(Data about app and page elements)
- - - - - - -
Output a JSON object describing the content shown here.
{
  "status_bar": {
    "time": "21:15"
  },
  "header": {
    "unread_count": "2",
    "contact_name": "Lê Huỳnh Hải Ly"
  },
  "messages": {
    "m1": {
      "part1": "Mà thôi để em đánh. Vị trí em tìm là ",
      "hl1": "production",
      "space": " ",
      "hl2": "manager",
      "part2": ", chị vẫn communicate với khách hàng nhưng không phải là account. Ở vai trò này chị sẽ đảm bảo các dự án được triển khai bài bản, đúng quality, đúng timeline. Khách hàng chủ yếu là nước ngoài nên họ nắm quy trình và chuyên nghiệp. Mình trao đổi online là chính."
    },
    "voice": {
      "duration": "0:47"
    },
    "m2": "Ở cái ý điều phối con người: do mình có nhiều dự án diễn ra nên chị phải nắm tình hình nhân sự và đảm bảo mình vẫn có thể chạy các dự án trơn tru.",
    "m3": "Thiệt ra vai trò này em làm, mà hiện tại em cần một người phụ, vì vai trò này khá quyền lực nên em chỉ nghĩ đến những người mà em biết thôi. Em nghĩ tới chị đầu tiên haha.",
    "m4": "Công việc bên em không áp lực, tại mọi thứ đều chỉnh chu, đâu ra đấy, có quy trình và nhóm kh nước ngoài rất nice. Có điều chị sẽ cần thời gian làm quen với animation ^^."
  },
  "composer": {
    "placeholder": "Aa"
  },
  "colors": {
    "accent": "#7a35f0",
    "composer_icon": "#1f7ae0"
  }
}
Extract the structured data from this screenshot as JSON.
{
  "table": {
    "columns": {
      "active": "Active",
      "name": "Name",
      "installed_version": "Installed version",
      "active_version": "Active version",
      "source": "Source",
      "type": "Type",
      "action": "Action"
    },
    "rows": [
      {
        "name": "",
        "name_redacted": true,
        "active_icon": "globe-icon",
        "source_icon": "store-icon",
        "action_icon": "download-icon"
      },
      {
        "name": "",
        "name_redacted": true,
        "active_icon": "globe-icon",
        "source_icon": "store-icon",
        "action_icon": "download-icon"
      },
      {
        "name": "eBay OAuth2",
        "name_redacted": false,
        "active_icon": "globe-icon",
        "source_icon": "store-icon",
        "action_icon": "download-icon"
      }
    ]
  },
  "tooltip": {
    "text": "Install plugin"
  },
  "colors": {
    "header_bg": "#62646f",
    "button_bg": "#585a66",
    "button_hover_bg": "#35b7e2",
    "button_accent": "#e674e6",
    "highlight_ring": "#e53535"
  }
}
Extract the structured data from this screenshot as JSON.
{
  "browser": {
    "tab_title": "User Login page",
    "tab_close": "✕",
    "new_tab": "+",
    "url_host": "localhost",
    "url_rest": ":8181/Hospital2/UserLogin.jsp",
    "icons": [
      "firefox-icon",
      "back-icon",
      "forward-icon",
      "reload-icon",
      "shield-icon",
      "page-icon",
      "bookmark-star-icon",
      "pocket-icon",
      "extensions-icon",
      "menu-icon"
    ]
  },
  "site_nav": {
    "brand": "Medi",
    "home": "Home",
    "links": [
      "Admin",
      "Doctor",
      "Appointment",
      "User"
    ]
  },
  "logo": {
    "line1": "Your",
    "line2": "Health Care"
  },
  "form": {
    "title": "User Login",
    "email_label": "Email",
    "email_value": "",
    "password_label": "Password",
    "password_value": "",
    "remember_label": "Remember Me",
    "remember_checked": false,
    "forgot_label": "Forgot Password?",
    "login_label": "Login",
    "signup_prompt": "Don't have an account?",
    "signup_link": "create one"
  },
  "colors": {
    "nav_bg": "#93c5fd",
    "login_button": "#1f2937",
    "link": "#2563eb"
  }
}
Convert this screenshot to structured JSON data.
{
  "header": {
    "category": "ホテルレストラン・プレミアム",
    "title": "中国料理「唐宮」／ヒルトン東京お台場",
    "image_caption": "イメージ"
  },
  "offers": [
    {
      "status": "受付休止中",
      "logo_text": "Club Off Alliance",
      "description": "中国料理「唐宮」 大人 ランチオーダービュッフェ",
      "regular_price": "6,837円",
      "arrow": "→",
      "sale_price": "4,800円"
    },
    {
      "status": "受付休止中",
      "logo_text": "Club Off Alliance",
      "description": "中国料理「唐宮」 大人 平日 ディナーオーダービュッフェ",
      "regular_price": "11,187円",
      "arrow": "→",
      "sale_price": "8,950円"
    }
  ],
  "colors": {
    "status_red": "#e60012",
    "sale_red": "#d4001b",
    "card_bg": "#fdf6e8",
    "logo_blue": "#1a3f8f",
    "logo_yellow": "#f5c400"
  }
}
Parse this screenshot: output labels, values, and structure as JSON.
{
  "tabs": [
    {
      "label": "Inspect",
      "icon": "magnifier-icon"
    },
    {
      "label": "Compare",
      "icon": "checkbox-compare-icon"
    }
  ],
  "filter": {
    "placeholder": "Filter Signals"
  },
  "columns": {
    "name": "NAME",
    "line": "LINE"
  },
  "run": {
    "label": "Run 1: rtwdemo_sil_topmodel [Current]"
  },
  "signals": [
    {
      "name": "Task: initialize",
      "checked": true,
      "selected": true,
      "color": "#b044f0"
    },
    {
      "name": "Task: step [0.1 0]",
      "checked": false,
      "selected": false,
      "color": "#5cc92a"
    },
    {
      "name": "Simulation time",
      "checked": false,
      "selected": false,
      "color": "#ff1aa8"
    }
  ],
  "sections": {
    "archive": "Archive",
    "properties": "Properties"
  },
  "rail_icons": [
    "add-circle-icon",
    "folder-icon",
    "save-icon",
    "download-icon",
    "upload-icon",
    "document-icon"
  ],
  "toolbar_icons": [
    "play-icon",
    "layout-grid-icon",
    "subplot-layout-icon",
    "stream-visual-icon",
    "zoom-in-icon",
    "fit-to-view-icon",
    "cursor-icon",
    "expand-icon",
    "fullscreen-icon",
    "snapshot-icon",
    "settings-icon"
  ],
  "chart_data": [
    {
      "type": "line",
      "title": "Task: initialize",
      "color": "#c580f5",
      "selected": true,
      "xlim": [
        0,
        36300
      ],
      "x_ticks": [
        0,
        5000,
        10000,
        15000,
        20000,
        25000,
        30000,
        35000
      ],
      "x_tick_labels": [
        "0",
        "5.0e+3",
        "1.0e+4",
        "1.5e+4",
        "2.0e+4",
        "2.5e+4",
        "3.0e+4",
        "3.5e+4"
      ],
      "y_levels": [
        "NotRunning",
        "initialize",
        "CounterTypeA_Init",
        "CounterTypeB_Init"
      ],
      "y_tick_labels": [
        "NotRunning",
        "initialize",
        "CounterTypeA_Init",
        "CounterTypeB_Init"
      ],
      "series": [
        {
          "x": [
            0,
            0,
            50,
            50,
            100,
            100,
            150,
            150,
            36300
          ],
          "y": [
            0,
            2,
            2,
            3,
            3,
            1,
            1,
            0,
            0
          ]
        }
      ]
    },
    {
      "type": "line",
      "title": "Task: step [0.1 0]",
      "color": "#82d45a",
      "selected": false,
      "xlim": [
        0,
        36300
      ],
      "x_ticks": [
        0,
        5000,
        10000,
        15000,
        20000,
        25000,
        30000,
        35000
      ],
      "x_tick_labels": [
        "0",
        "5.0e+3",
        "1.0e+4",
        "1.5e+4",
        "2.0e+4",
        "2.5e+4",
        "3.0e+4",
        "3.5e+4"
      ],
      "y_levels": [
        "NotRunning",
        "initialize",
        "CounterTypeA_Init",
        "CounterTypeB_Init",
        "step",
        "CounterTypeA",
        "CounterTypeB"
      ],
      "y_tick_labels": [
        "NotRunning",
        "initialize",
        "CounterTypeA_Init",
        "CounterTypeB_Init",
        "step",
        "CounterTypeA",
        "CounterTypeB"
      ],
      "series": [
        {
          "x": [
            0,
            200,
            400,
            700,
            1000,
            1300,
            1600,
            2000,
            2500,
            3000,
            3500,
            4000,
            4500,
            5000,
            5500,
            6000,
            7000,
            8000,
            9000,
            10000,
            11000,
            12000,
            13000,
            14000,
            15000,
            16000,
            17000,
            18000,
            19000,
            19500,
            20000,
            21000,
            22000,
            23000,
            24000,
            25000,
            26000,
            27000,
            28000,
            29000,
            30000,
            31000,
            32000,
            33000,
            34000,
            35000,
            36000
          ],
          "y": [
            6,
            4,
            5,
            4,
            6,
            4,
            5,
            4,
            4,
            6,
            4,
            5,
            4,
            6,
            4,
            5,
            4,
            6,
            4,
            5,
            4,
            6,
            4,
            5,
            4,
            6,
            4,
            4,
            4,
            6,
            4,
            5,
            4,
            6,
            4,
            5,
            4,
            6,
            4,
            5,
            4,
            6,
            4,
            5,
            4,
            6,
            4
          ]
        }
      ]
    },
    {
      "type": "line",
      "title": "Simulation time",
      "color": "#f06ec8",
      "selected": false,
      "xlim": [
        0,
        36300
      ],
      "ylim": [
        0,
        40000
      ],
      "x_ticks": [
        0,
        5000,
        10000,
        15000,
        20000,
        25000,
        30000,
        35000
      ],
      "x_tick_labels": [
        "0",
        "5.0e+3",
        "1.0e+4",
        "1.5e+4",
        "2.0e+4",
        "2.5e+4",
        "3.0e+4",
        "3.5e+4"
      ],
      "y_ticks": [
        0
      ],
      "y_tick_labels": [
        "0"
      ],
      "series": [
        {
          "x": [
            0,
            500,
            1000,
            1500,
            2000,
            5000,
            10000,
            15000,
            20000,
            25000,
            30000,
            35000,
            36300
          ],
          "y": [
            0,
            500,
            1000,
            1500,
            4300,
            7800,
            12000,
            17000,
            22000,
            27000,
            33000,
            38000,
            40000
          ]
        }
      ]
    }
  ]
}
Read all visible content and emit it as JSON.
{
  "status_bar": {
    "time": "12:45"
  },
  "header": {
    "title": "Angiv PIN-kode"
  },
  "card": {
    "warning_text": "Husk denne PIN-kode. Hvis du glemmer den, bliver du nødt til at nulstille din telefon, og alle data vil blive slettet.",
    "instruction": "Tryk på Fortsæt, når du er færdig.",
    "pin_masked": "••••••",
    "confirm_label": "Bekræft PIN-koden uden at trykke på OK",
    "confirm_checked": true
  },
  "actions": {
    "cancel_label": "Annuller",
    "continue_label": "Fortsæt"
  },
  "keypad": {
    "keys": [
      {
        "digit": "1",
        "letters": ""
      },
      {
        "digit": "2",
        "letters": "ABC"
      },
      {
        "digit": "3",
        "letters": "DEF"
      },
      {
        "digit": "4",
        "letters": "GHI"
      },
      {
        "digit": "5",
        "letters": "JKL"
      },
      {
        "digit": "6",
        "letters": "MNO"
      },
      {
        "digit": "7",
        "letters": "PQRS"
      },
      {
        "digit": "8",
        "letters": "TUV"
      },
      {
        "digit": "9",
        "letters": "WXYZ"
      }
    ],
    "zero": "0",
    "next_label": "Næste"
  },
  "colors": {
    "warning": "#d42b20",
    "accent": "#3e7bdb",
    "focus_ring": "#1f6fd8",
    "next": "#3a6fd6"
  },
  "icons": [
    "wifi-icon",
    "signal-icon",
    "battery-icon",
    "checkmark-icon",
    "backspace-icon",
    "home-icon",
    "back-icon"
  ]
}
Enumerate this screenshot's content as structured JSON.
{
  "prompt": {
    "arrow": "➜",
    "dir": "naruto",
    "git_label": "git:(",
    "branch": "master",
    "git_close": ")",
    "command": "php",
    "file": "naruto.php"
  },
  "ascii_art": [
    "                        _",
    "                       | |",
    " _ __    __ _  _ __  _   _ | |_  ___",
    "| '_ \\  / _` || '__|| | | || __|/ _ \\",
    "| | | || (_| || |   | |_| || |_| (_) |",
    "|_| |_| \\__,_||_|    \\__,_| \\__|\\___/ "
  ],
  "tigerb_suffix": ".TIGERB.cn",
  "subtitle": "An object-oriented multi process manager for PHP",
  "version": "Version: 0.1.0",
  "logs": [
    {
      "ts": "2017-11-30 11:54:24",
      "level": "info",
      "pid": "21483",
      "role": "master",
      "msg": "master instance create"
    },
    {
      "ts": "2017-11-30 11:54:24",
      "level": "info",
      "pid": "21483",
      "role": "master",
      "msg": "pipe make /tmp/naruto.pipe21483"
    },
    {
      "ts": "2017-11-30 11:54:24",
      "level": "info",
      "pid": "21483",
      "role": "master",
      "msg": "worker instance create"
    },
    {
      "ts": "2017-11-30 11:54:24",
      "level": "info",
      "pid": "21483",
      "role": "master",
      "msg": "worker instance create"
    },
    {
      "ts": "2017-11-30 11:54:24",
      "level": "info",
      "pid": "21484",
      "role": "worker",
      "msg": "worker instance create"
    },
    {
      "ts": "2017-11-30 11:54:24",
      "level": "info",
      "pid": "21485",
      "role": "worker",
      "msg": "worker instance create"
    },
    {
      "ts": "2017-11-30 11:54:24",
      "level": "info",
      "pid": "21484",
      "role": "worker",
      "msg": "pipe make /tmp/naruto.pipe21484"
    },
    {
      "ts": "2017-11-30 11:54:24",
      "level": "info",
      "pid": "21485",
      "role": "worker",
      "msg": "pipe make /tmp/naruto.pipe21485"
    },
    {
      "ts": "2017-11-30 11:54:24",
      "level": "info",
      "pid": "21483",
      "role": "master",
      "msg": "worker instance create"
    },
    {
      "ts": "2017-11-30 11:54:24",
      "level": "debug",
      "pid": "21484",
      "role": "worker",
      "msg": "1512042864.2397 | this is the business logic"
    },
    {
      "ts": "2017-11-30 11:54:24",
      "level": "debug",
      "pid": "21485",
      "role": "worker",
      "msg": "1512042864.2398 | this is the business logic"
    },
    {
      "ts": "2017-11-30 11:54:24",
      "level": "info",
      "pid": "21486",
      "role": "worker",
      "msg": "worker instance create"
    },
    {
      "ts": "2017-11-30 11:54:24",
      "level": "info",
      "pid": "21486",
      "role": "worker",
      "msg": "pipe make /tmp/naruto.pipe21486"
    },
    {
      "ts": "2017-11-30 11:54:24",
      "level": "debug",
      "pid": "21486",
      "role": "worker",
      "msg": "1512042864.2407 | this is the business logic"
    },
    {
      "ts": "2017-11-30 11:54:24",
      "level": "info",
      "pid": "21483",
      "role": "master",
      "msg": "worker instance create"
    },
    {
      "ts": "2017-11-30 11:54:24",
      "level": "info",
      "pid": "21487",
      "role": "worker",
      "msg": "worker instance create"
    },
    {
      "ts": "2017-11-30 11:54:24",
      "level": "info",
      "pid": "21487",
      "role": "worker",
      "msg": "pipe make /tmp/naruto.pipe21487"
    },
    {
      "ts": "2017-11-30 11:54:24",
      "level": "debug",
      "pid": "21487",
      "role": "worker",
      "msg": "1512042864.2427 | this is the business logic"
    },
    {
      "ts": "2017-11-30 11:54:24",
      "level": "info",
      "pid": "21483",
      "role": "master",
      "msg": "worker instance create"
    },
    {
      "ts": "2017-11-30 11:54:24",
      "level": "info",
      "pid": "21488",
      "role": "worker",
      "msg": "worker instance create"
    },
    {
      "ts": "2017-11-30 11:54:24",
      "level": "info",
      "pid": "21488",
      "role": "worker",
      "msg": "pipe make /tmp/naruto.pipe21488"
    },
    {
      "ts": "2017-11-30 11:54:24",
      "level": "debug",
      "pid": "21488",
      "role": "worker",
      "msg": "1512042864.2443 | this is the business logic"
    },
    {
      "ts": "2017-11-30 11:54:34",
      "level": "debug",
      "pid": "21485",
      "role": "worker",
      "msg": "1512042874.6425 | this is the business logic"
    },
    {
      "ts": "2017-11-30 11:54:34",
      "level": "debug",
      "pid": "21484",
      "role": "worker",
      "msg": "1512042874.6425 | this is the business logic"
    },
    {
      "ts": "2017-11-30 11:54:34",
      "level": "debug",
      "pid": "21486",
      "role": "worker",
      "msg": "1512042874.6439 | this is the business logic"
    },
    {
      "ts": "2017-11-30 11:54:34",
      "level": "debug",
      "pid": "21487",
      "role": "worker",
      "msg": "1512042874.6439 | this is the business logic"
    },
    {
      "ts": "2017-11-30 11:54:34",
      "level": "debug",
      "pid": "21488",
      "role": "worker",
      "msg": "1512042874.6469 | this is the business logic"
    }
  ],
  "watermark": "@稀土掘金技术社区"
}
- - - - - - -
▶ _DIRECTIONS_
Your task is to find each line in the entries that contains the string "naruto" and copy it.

▶ _EXERCISE RESULT_
    "dir": "naruto",
    "file": "naruto.php"
      "msg": "pipe make /tmp/naruto.pipe21483"
      "msg": "pipe make /tmp/naruto.pipe21484"
      "msg": "pipe make /tmp/naruto.pipe21485"
      "msg": "pipe make /tmp/naruto.pipe21486"
      "msg": "pipe make /tmp/naruto.pipe21487"
      "msg": "pipe make /tmp/naruto.pipe21488"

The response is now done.